HIV positive migrant workers are subject to rejection or deportation. This raises issues of HIV and STI transmission risk to partners and others. Migrants are also often not provided with counselling, access to referral and treatment in either the host country or the country of origin.
Higher user fees for non-citizens or permanent residents make access to health care even more difficult for less-skilled migrants, and virtually impossible for undocumented migrants for fear of deportation. For domestic workers, accessing health care depends solely on employers, not only because of prohibitive costs, but because migrant women’s mobility are limited.
Few countries offer health insurance for migrant workers. When available, it is often minimal—inadequate to address serious illness or injury and excludes contraception, pregnancy-related services, screening for cancer such pap smear, treatment of STIs, or other sexual and reproductive health concerns.
Women migrant workers are not allowed menstruation leave, even in countries that offer them.
Most migrant women have little or no access to sexual and reproductive health information, and to sexuality education. Very few of the pre-departure orientations address human rights, SRHR or sexuality issues. This lack of access combine with and interact with social factors, such as peer group influence, and structural factors, such as lack of protective policies and lack of access to services, to make migrant women vulnerable to sexual and reproductive health problems.
Access to contraception is an issue, increasing vulnerability to unwanted pregnancies,
as well as STIs and HIV infections.
Lack of access to services notwithstanding, migrant workers experience a variety of
sexual and reproductive health concerns. For example, a 2002 survey by ACHIEVE of domestic workers in Hong Kong reported various sexual and reproductive health concerns, including genito-urinary infections (44%), pelvic inflammation disorder (17%), unintended pregnancy (13%) and abortion (10%). These revealed limited access to health information and services, as well as stigma attached to seeking them.

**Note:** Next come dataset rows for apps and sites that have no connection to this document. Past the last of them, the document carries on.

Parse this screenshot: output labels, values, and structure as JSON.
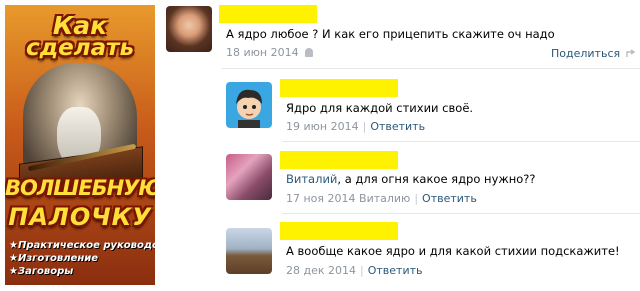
{
  "ad": {
    "title_line1": "Как",
    "title_line2": "сделать",
    "title_line3": "ВОЛШЕБНУЮ",
    "title_line4": "ПАЛОЧКУ",
    "bullets": [
      "Практическое руководство",
      "Изготовление",
      "Заговоры"
    ]
  },
  "comments": [
    {
      "text": "А ядро любое ? И как его прицепить скажите оч надо",
      "date": "18 июн 2014",
      "share_label": "Поделиться"
    },
    {
      "text": "Ядро для каждой стихии своё.",
      "date": "19 июн 2014",
      "reply_label": "Ответить"
    },
    {
      "mention": "Виталий",
      "text": ", а для огня какое ядро нужно??",
      "date": "17 ноя 2014",
      "reply_to": "Виталию",
      "reply_label": "Ответить"
    },
    {
      "text": "А вообще какое ядро и для какой стихии подскажите!",
      "date": "28 дек 2014",
      "reply_label": "Ответить"
    }
  ],
  "colors": {
    "link": "#2b587a",
    "meta": "#8e959e",
    "name_redaction": "#fff200"
  },
  "icons": [
    "android-icon",
    "share-icon"
  ]
}
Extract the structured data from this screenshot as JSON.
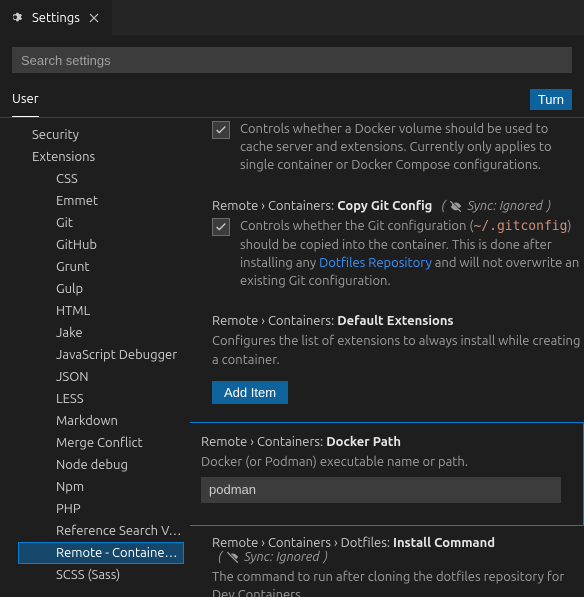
{
  "tab": {
    "title": "Settings"
  },
  "search": {
    "placeholder": "Search settings"
  },
  "scope": {
    "user": "User",
    "turn": "Turn"
  },
  "tree": {
    "security": "Security",
    "extensions": "Extensions",
    "items": {
      "css": "CSS",
      "emmet": "Emmet",
      "git": "Git",
      "github": "GitHub",
      "grunt": "Grunt",
      "gulp": "Gulp",
      "html": "HTML",
      "jake": "Jake",
      "jsdebug": "JavaScript Debugger",
      "json": "JSON",
      "less": "LESS",
      "markdown": "Markdown",
      "merge": "Merge Conflict",
      "nodedbg": "Node debug",
      "npm": "Npm",
      "php": "PHP",
      "refsearch": "Reference Search V…",
      "remote": "Remote - Containe…",
      "scss": "SCSS (Sass)"
    }
  },
  "settings": {
    "cacheVolume": {
      "desc": "Controls whether a Docker volume should be used to cache server and extensions. Currently only applies to single container or Docker Compose configurations."
    },
    "copyGit": {
      "crumb": "Remote › Containers: ",
      "name": "Copy Git Config",
      "sync": "Sync: Ignored",
      "desc1": "Controls whether the Git configuration (",
      "code": "~/.gitconfig",
      "desc2": ") should be copied into the container. This is done after installing any ",
      "link": "Dotfiles Repository",
      "desc3": " and will not overwrite an existing Git configuration."
    },
    "defaultExt": {
      "crumb": "Remote › Containers: ",
      "name": "Default Extensions",
      "desc": "Configures the list of extensions to always install while creating a container.",
      "addItem": "Add Item"
    },
    "dockerPath": {
      "crumb": "Remote › Containers: ",
      "name": "Docker Path",
      "desc": "Docker (or Podman) executable name or path.",
      "value": "podman"
    },
    "dotfiles": {
      "crumb": "Remote › Containers › Dotfiles: ",
      "name": "Install Command",
      "sync": "Sync: Ignored",
      "desc": "The command to run after cloning the dotfiles repository for Dev Containers."
    }
  }
}
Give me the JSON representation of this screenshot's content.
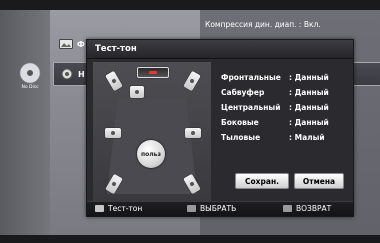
{
  "background": {
    "setting_text": "Компрессия дин. диап.  :  Вкл.",
    "menu_items": [
      {
        "label": "Ф",
        "icon": "photo-icon"
      },
      {
        "label": "Н",
        "icon": "settings-gear-icon"
      }
    ],
    "disc_label": "No Disc"
  },
  "popup": {
    "title": "Тест-тон",
    "user_label": "польз",
    "rows": [
      {
        "label": "Фронтальные",
        "value": ": Данный"
      },
      {
        "label": "Сабвуфер",
        "value": ": Данный"
      },
      {
        "label": "Центральный",
        "value": ": Данный"
      },
      {
        "label": "Боковые",
        "value": ": Данный"
      },
      {
        "label": "Тыловые",
        "value": ": Малый"
      }
    ],
    "buttons": {
      "save": "Сохран.",
      "cancel": "Отмена"
    }
  },
  "footer": [
    {
      "label": "Тест-тон",
      "key_color": "#c8c8c8"
    },
    {
      "label": "ВЫБРАТЬ",
      "key_color": "#9a9a9a"
    },
    {
      "label": "ВОЗВРАТ",
      "key_color": "#9a9a9a"
    }
  ]
}
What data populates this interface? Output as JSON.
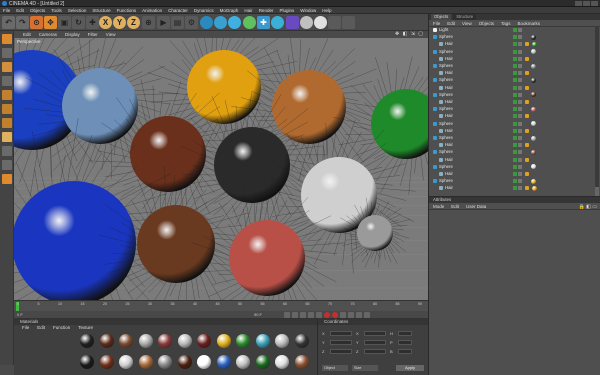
{
  "window": {
    "title": "CINEMA 4D - [Untitled 2]"
  },
  "menubar": {
    "items": [
      "File",
      "Edit",
      "Objects",
      "Tools",
      "Selection",
      "Structure",
      "Functions",
      "Animation",
      "Character",
      "Dynamics",
      "MoGraph",
      "Hair",
      "Render",
      "Plugins",
      "Window",
      "Help"
    ]
  },
  "toolbar": {
    "axis_x": "X",
    "axis_y": "Y",
    "axis_z": "Z"
  },
  "viewport": {
    "menu": [
      "Edit",
      "Cameras",
      "Display",
      "Filter",
      "View"
    ],
    "label": "Perspective",
    "nav_icons": "✥ ◧ ⇲ ▢"
  },
  "timeline": {
    "ticks": [
      "0",
      "5",
      "10",
      "15",
      "20",
      "25",
      "30",
      "35",
      "40",
      "45",
      "50",
      "55",
      "60",
      "65",
      "70",
      "75",
      "80",
      "85",
      "90"
    ],
    "start_frame": "0 F",
    "end_frame": "90 F"
  },
  "material_manager": {
    "title": "Materials",
    "menu": [
      "File",
      "Edit",
      "Function",
      "Texture"
    ],
    "swatch_colors": [
      "#202020",
      "#5c2a1a",
      "#7a4a30",
      "#a8a8a8",
      "#8c3a3a",
      "#b8b8b8",
      "#6a2020",
      "#e0b020",
      "#2a8a2a",
      "#3aa0b8",
      "#bbbbbb",
      "#333333",
      "#1a1a1a",
      "#703018",
      "#d0d0d0",
      "#a86838",
      "#888888",
      "#4a2010",
      "#ffffff",
      "#2a60c0",
      "#c0c0c0",
      "#1a6a20",
      "#e0e0e0",
      "#8a5030"
    ]
  },
  "coordinates": {
    "title": "Coordinates",
    "fields": [
      "X",
      "Y",
      "Z"
    ],
    "mode_option": "Object",
    "size_option": "Size",
    "apply_label": "Apply"
  },
  "object_manager": {
    "tabs": [
      "Objects",
      "Structure"
    ],
    "menu": [
      "File",
      "Edit",
      "View",
      "Objects",
      "Tags",
      "Bookmarks"
    ],
    "rows": [
      {
        "name": "Light",
        "indent": 0,
        "icon": "light",
        "mat": ""
      },
      {
        "name": "Sphere",
        "indent": 0,
        "icon": "sphere",
        "mat": "#222222"
      },
      {
        "name": "Hair",
        "indent": 1,
        "icon": "hair",
        "mat": "#2a8a2a"
      },
      {
        "name": "Sphere",
        "indent": 0,
        "icon": "sphere",
        "mat": "#c0c0c0"
      },
      {
        "name": "Hair",
        "indent": 1,
        "icon": "hair",
        "mat": ""
      },
      {
        "name": "Sphere",
        "indent": 0,
        "icon": "sphere",
        "mat": "#888888"
      },
      {
        "name": "Hair",
        "indent": 1,
        "icon": "hair",
        "mat": ""
      },
      {
        "name": "Sphere",
        "indent": 0,
        "icon": "sphere",
        "mat": "#2a2a2a"
      },
      {
        "name": "Hair",
        "indent": 1,
        "icon": "hair",
        "mat": ""
      },
      {
        "name": "Sphere",
        "indent": 0,
        "icon": "sphere",
        "mat": "#5c2a1a"
      },
      {
        "name": "Hair",
        "indent": 1,
        "icon": "hair",
        "mat": ""
      },
      {
        "name": "Sphere",
        "indent": 0,
        "icon": "sphere",
        "mat": "#b85a5a"
      },
      {
        "name": "Hair",
        "indent": 1,
        "icon": "hair",
        "mat": ""
      },
      {
        "name": "Sphere",
        "indent": 0,
        "icon": "sphere",
        "mat": "#d0d0d0"
      },
      {
        "name": "Hair",
        "indent": 1,
        "icon": "hair",
        "mat": ""
      },
      {
        "name": "Sphere",
        "indent": 0,
        "icon": "sphere",
        "mat": "#aaaaaa"
      },
      {
        "name": "Hair",
        "indent": 1,
        "icon": "hair",
        "mat": ""
      },
      {
        "name": "Sphere",
        "indent": 0,
        "icon": "sphere",
        "mat": "#7a4a30"
      },
      {
        "name": "Hair",
        "indent": 1,
        "icon": "hair",
        "mat": ""
      },
      {
        "name": "Sphere",
        "indent": 0,
        "icon": "sphere",
        "mat": "#e0e0e0"
      },
      {
        "name": "Hair",
        "indent": 1,
        "icon": "hair",
        "mat": ""
      },
      {
        "name": "Sphere",
        "indent": 0,
        "icon": "sphere",
        "mat": "#e0b020"
      },
      {
        "name": "Hair",
        "indent": 1,
        "icon": "hair",
        "mat": "#e0a020"
      }
    ]
  },
  "attribute_manager": {
    "title": "Attributes",
    "menu": [
      "Mode",
      "Edit",
      "User Data"
    ],
    "icons": "🔒 ◧ ▭"
  },
  "spheres": [
    {
      "name": "blue-large",
      "color": "#1a3fc0"
    },
    {
      "name": "blue-marble",
      "color": "#6d8fb8"
    },
    {
      "name": "gold",
      "color": "#e0a010"
    },
    {
      "name": "wood-orange",
      "color": "#b06a30"
    },
    {
      "name": "green",
      "color": "#1f8a2a"
    },
    {
      "name": "brown-gloss",
      "color": "#6a301c"
    },
    {
      "name": "black-metal",
      "color": "#2a2a2a"
    },
    {
      "name": "silver",
      "color": "#cfcfcf"
    },
    {
      "name": "blue-bottom",
      "color": "#1a36c0"
    },
    {
      "name": "rocky-brown",
      "color": "#6a3a20"
    },
    {
      "name": "red-clay",
      "color": "#b85048"
    },
    {
      "name": "grey-small",
      "color": "#9a9a9a"
    }
  ]
}
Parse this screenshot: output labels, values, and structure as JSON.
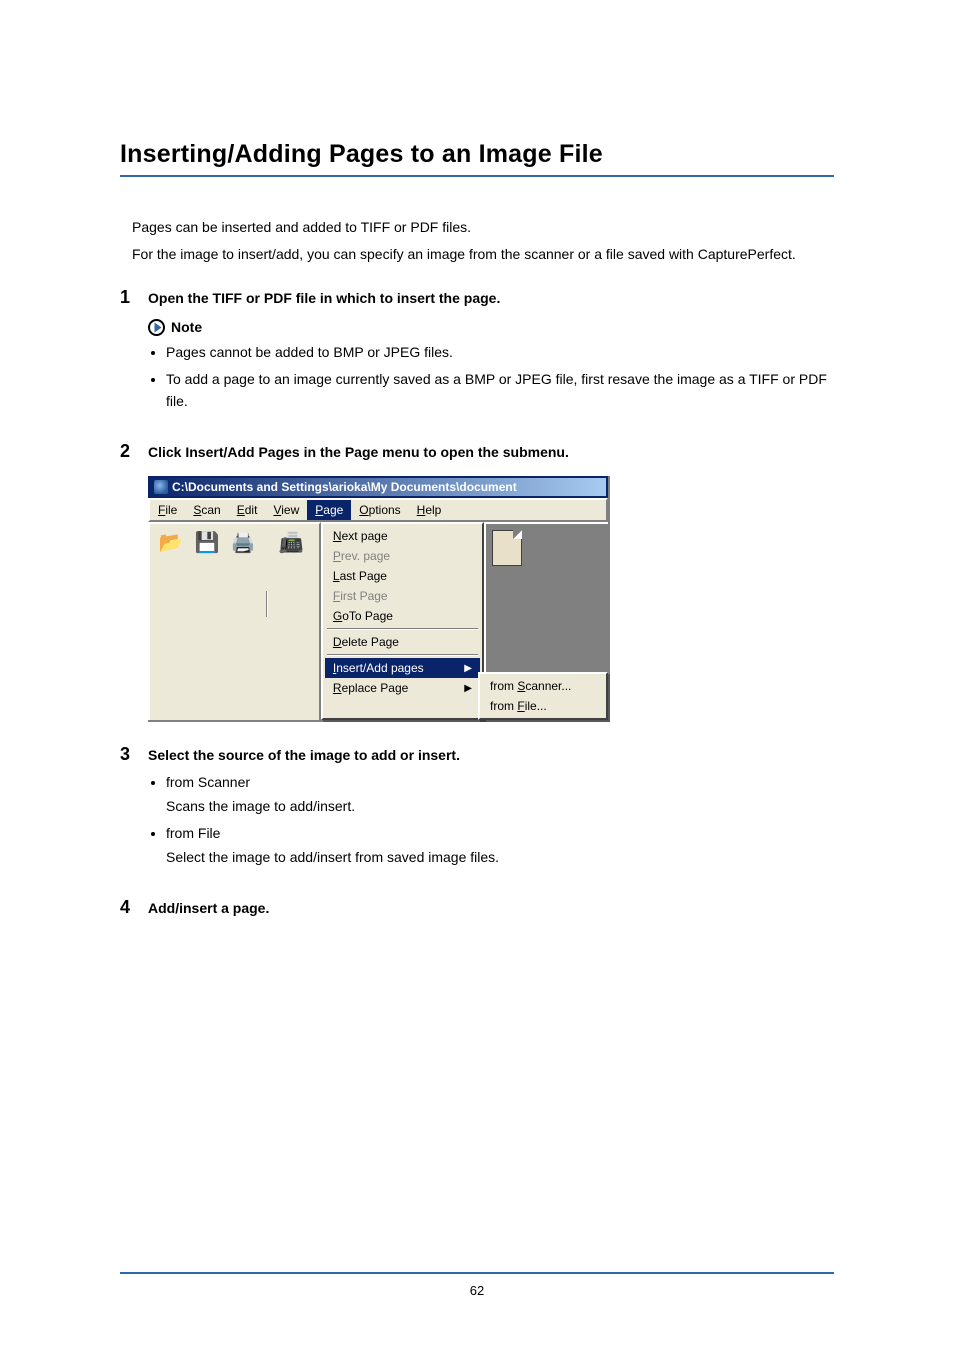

Migrant women, especially those in domestic work or sex work which are often excluded in national labour legislations, commonly experience gender-based or sexual violence at the hands of authorities, agents and employers, at all stages of the migration cycle. The Committee on the Protection of the Rights of All Migrant Workers and Members of Their Families, in its General Comment No. 1 on Migrant Domestic Workers, noted that women and girls are particularly at risk of being subjected to physical and sexual abuse by agents and intermediaries. They also experience psychological, physical and sexual abuse and harassment from their employers, as well as from recruitments or intermediaries. Many migrant workers also become victims of sexual trafficking.
In view of the above challenges, we call on governments and the international community to fully ensure that migrants, particularly women migrants and undocumented migrants, can freely exercise their human rights, including their sexual and reproductive health and rights. All these should be in line with existing international commitments and conventions, such as the ICPD Programme of Action, MDGs, CEDAW, CRC, ILO Conventions, as well as human rights instruments, such as the Universal Declaration of Human Rights.
More specifically, we call on governments and the international community to:
For more information, please email:
Maria Melinda Ando
Programme Manager for Information and Communications Asian-Pacific Resource and Research Centre for Women (ARROW)
Kuala Lumpur, Malaysia Email: [email protected] Website: www.arrow.org.my